What I knew was that I needed a good, long drying out. You see, from the mid-1980s until the mid-1990s, I tried yoga at La Mola in Port Andratx. I drank a special seaweed concoction made by a woman in the Pueblo. I swore off for Lent. I took trips where people didn’t drink as much as I did. Ugh. This brings to mind a particularly grueling cruise with my husband and two other couples up the Inland Waterway of Alaska with mesmerizing scenery but I couldn’t hide my temper at being given no more than two glasses of wine with dinner. This is only one of many standouts in the list of “not my finest moments.” It certainly wasn’t the worst but clearly showed me that I was in trouble.
What I didn’t want to hear at the rehab centre was that I needed to go to Alcoholics Anonymous. Horrifying thought being with “those people.” A fate close to death, which is what I was contemplating. I can tell you beyond all doubt is that living with active addiction is much harder than dying from it. But then, somewhere from the recesses of memory, I recalled that friend from college had gone to the same rehab centre where I was and had regularly attended AA meetings ever since. She met her future husband at one and they have been mostly ecstatically happy all these years later. Success stories were what I needed and I found plenty of them.
I’m Free #
I had to walk by Bar Cubano every single time I went into or out of my house in Andratx. I would pass our neighbours, some of whom were my old drinking buddies. I still wanted to drink after I came home. I began searching out places with people who were happy, joyous and free from the bondage of alcohol even if they were only heavy drinkers and not alcoholic like me. I needed to be around sane and purposeful people. I found them - in yoga classes, art and writing classes, hiking groups and volunteering for animal rescues.
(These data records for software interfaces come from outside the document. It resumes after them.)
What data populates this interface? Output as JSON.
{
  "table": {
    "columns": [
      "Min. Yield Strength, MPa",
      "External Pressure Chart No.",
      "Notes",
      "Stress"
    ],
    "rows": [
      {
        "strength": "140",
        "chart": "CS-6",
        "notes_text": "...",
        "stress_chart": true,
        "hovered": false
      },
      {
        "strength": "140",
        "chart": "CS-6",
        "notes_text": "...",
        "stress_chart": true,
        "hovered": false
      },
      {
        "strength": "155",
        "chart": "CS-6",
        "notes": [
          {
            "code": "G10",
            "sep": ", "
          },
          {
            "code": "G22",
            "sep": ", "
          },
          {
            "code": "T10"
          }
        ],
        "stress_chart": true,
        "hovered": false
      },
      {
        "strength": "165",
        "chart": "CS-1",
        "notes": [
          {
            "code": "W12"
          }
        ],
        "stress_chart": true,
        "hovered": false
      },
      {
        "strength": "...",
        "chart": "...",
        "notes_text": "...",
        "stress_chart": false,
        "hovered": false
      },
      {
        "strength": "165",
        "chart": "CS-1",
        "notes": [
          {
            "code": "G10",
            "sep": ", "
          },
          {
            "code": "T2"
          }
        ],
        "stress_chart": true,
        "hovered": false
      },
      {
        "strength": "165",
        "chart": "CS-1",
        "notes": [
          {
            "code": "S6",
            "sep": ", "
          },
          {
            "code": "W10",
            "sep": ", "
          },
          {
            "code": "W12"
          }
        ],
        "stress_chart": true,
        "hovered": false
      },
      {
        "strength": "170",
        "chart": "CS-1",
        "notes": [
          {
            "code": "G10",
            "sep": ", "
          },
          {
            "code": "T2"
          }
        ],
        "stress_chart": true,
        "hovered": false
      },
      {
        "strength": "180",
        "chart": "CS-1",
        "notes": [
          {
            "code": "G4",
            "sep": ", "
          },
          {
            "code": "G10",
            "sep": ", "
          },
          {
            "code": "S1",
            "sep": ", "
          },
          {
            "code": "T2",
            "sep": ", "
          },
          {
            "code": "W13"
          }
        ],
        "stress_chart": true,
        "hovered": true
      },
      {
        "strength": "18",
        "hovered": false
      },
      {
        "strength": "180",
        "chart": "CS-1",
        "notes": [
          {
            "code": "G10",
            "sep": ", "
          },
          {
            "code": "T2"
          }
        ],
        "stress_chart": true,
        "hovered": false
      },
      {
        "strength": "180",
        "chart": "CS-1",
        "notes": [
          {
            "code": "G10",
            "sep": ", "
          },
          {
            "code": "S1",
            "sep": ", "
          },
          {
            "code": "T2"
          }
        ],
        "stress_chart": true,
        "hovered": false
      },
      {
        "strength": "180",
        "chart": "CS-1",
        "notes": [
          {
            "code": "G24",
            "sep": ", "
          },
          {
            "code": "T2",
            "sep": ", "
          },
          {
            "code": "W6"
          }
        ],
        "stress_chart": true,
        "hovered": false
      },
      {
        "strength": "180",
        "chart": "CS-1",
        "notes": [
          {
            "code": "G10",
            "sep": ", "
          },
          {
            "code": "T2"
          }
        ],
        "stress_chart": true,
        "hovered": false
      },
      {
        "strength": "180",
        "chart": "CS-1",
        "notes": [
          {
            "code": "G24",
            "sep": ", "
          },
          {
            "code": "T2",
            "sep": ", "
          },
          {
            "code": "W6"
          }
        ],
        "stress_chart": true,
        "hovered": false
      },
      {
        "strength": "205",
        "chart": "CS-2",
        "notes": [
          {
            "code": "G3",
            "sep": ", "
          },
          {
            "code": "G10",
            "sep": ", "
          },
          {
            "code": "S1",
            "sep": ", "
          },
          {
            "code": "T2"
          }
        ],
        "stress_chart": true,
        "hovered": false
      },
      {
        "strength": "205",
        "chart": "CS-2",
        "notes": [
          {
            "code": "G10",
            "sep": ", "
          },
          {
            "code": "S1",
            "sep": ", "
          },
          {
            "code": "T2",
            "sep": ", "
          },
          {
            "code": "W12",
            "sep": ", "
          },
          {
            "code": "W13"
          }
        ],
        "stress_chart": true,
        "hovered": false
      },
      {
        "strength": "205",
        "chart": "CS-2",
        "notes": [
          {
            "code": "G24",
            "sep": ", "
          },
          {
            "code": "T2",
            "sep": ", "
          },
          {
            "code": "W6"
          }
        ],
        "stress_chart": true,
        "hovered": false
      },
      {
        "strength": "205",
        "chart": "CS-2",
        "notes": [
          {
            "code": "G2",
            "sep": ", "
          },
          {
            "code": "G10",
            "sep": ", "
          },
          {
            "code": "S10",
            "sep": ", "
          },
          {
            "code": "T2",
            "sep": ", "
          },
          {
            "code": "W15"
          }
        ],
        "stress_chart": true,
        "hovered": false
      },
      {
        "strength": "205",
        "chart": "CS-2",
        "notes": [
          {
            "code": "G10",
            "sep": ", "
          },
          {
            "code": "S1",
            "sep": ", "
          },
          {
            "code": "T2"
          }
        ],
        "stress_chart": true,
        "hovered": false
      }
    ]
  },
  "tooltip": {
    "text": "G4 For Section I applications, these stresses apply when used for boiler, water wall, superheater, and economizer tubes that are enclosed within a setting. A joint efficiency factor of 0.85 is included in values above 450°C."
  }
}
My new reality is a group of the finest real friends anyone could dream of.
I have found volunteer opportunities with non-profits in Palma, working on causes that I believed in, which meant that I needed to brush up on my Spanish speaking skills and lose the insecurity of not fitting in. These days, when I attend dinners or parties for work, I am careful to not hang-out too long around people who drink a lot and I take a sober person with me. This is much easier than you think. I have found loads of people on the island who are looking for a great evening and don’t need to get smashed.
The natural beauty of the island is intoxicating. Whether exploring the calas from Cala d’Egos to Cala Mondrago, hiking near Banyalbufar, visiting village shops in Santanyi and Cala D'Or, I remember it all. I don’t have to plan to be home at a certain hour or how to avoid the Guardia Civil. My husband and I have discovered much more of the island and the Mallorquin-born residents in the past few decades than most people can even contemplate. This little island is a rich place with the most extraordinary heritage. Life for me and my family has taken on a whole new meaning. We all feel like we belong here now.
All these years later, my one constant is attending 12-step meetings. I have a way to deal with how I look at life and take my proper place in it. I am deeply grateful for no longer being stuck in a rut of hopelessness. I’m happy to report that I didn’t have to move off the island but we did move from that Andratx house. My husband and I owned it for decades but when a buyer came along, the time was perfect to begin a new chapter in our lives. This has allowed us the opportunity to explore other parts of the island. Oh, did I tell you? We do live in Paradise.
English Speaking Helpline: (+34) 634 368 771
Or find an AA meeting on Mallorca near you.
Majorca Daily Bulletin
WHO Global status report on alcohol and health 2018 (PDF).
By Anonymous Guest Writer
30 September, 2019